Okay, I'm now doing what I've been trying to avoid and theorising about an industry I have no experience of, but I would think 'more since Viagra'. Previously, biology would handicap men working as prostitutes for women (ie as penetrative partners, rather than rent boys as receptive partners) because they'd need to be aroused to have sex.
As for modern music - it doesn't float my boat in any case, so I have no opinion about it. I'm more of a jazz, classical and opera woman. Each to their own.
A little Anna Netrebko always brightens my day.
I hear you, Emma, but in my case it took no time at all for me to figure it out. I love the woman, but why would you tell a 14 yr old "If you were skinny, I'd buy you any clothes you liked." Luckily, I was far too in love with myself to let stuff like that sink in too far. It irks her greatly...
*weeps* Man, my mother was a great deal more subtle than that (are you sure you want to eat/buy/wear that?) but yeah, she still can't quite get over the fact that I'm comfortable how I am, and that I've been comfortable ten kilos heavier, and uncomfortable ten kilos lighter. (Extended illness, she thought I looked great.)
But if it's our mothers who screw us up, that makes it really easy to put right for our daughters. That's why, while I understand social conditioning as a reason, I'm reluctant to accept it as an excuse. There's only one other comment on my body that sticks in my mind from my teenage years, and that was my bio teacher pointing me out in class as someone well designed to survive an ice age. Thanks, dude.
choice is one of those chimera western society loves to bang on about (no offence intended emma).
None taken, Che. I did actually write a really long paragraph about real choice and what it requires, but I figured I'd been banging on enough here and someone else was well capable of making that point.

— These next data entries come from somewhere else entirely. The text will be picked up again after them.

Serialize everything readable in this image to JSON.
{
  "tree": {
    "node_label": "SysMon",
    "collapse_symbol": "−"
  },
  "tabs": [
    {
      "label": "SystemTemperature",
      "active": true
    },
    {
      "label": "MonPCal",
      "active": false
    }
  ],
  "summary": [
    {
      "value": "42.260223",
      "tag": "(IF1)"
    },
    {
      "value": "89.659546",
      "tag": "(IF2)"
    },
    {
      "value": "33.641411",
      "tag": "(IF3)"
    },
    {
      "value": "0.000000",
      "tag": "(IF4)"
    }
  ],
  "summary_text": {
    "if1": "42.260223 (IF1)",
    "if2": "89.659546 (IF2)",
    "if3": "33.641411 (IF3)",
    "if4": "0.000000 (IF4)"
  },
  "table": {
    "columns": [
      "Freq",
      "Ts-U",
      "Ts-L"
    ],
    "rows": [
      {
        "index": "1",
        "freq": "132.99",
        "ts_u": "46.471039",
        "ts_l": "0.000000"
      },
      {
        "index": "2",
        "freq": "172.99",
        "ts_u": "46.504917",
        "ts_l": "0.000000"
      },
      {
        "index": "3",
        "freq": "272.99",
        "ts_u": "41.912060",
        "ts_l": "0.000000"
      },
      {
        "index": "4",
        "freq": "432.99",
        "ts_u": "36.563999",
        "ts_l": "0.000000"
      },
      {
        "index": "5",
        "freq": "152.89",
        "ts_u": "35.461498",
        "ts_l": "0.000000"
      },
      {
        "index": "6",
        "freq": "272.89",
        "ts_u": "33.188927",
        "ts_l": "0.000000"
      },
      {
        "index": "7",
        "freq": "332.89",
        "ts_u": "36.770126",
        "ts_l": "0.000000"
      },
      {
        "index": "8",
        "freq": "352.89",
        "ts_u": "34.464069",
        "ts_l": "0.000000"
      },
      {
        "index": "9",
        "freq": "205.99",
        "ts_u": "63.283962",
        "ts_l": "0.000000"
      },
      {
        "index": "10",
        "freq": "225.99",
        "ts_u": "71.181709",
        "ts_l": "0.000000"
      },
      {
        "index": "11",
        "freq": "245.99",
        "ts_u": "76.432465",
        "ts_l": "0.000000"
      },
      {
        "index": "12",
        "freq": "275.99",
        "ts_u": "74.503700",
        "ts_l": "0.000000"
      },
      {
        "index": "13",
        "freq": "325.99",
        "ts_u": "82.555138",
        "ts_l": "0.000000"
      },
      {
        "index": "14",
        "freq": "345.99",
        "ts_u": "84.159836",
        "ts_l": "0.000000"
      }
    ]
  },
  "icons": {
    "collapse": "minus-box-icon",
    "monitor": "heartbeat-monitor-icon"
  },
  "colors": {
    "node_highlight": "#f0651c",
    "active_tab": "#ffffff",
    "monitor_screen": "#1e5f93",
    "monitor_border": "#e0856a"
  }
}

To be really brief, it requires information ('you can freely choose between A and B, but I'm not telling you what they are'), and it requires freedom from non-logical non-inherent consequences. By which I mean that, say, if you choose to vote for a particular political party, there are natural consequences of that, like they'll cut taxes or increase spending. But there may be other consequences, such as if you vote for the oppositition the boys will be round in the morning to take you 'for a ride'.
From there I could push out into more debateable territory and say, real choice requires a certain degree of intelligence, in order to work out what the hidden consequences of an action might be. So if your party promises they'll cut taxes you should be able to deduce that this might mean cutting spending as well even though they don't want to talk about it.
And having information means not being lied to about what the consequences of your actions might be, which I think is particularly important for teenagers. Whether that means not being told that marrying money will make you happy, or not being told that having pre-marital sex will ruin your life.
I agree with anjum about social conditioning and the way it affects women getting down on women because they genuinely believe it's good for them. It took me a long, long time to realise that my mother nagged me about my weight because she really thought I would be happier thin, and because she had her own body image problems. It's still something I make a conscious effort not to pass on to my daughter, which includes things like not saying I look terrible in photos.
I'm interested that Michael knows women who've had breast reductions, because there's a flip side to 'big knockers make you sexy'. My high school biology teacher was insistent that I should get a breast reduction, because otherwise no-one would take me seriously. Women with large breasts are stupid. (Being interrupted while he was demonstrating where the scars would go led to one of those 'hilarious misunderstandings' that made high school so much fun.)
Once again, blurring the line between comment and blog...